Have you yourself experienced discrimination in the movement? Discrimination based on your abilities? On being queer? On being a POC?
I have experienced the awkward look at a couple of vegan meet-ups and from some people attending food festivals, as if they were not expecting people of colour there. I know that look very well. Some sort of unconscious assumption in the air that veganism is a white thing. As I said it is hard to define what a movement is, and I am sure somewhere in the world there are vegans who are racist or queerphobic. I have not experienced it myself barring an odd look.
Can you give some suggestions as to how the vegan and animal rights movement can become more inclusive and accessible for persons with disabilities? To be more inclusive on all fronts?
I think we could listen more to what a person is willing to do and be understanding if a person does not want to get involved in what is considered as “real activism” (street actions, cubes, marches, sabs…) We are all different and for a person with a disability most of these forms of activism can be far-fetched or not realistic. Be gentle about how you would like to inspire about your activism or advocacy. Let people find the way by themselves. I believe all ethical vegans are hyperaware of what the state of affairs is, and I am sure all of them would like the world to go vegan. We all have our struggles and we don’t know how one person is or can be contributing to the end of animal suffering. Stop assuming you can fix someone’s health at a potluck. Making events accessible for everyone is a must. A quiet room to soothe sensory overload at crowded events would be very welcome for many people.
Can you give some examples as to how vegan outreach and advocacy can be improved, to better reach disabled people?
I would drop the pre-programmed assumption that somehow stops us from approaching people with a disability. And certainly the “going vegan can fix you” innuendo. A mental or physical disability does not equate a lack of compassion towards nonhuman animals or that you don’t care about anything from an ethical point of view.

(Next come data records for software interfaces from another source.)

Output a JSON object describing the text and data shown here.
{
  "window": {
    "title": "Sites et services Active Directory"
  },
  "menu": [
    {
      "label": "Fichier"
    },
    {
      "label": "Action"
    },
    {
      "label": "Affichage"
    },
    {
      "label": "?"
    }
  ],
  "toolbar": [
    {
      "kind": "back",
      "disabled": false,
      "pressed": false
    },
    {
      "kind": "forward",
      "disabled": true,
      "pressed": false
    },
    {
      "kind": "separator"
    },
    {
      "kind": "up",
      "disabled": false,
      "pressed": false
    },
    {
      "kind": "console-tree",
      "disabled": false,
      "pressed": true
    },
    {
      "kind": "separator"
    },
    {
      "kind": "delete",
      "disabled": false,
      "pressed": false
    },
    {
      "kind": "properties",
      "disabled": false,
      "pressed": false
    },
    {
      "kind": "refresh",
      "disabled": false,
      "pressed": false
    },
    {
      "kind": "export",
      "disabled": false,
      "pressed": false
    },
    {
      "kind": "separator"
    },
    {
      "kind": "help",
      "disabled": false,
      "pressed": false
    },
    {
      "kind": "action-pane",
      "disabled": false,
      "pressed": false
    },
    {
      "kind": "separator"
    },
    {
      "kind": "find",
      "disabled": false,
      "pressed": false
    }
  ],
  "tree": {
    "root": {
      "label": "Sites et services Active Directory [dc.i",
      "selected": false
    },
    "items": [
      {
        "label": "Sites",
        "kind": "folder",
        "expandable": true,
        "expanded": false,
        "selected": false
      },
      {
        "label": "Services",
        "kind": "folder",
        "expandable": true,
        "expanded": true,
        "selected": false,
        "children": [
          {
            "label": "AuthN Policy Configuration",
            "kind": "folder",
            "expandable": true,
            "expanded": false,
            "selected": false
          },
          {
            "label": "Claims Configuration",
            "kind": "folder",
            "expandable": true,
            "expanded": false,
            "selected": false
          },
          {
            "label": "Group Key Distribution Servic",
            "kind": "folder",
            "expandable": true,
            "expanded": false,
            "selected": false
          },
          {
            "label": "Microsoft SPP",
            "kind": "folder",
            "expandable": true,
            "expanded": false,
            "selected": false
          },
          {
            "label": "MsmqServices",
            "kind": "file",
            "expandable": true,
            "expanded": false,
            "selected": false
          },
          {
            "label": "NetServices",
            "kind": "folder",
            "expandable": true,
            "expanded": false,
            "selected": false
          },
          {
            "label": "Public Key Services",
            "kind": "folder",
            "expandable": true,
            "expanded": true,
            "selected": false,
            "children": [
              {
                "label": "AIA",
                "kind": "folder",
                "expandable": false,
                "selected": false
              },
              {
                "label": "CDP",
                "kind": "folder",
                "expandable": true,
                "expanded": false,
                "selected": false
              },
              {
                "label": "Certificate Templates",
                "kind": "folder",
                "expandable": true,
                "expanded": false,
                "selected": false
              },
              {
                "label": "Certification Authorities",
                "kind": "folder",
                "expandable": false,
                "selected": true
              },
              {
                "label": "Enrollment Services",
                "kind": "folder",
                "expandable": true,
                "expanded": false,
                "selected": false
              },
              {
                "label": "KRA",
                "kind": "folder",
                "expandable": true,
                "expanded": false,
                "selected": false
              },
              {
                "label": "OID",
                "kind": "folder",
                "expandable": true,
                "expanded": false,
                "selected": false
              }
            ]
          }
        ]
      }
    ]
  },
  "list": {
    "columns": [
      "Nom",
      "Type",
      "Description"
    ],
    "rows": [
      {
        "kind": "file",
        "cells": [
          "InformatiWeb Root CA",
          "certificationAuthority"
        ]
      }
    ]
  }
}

Is there anything else that you would like to share here?
I just want to say that I feel a deep gratitude and love for everyone out there that in one way or another is doing their best to end the suffering of nonhuman animals. Those shepherds of the sea, the cubes, the demonstrators, the rescuers, the scholars, the outreachers, the people who refuse to partake in it three times a day, the sabs, the cartoonists, the vegan chefs, the bloggers, the translators, the designers. All of you.
Daniel Iglesias – Interview CripHumAnimal
– Interviews Crip HumAnimal – I particularly welcome stories of disabled LGBTQ+ vegans, vegans of colour, vegan women, or other oppressed and marginalised groups, to highlight their specific experiences and the interconnections of oppressions –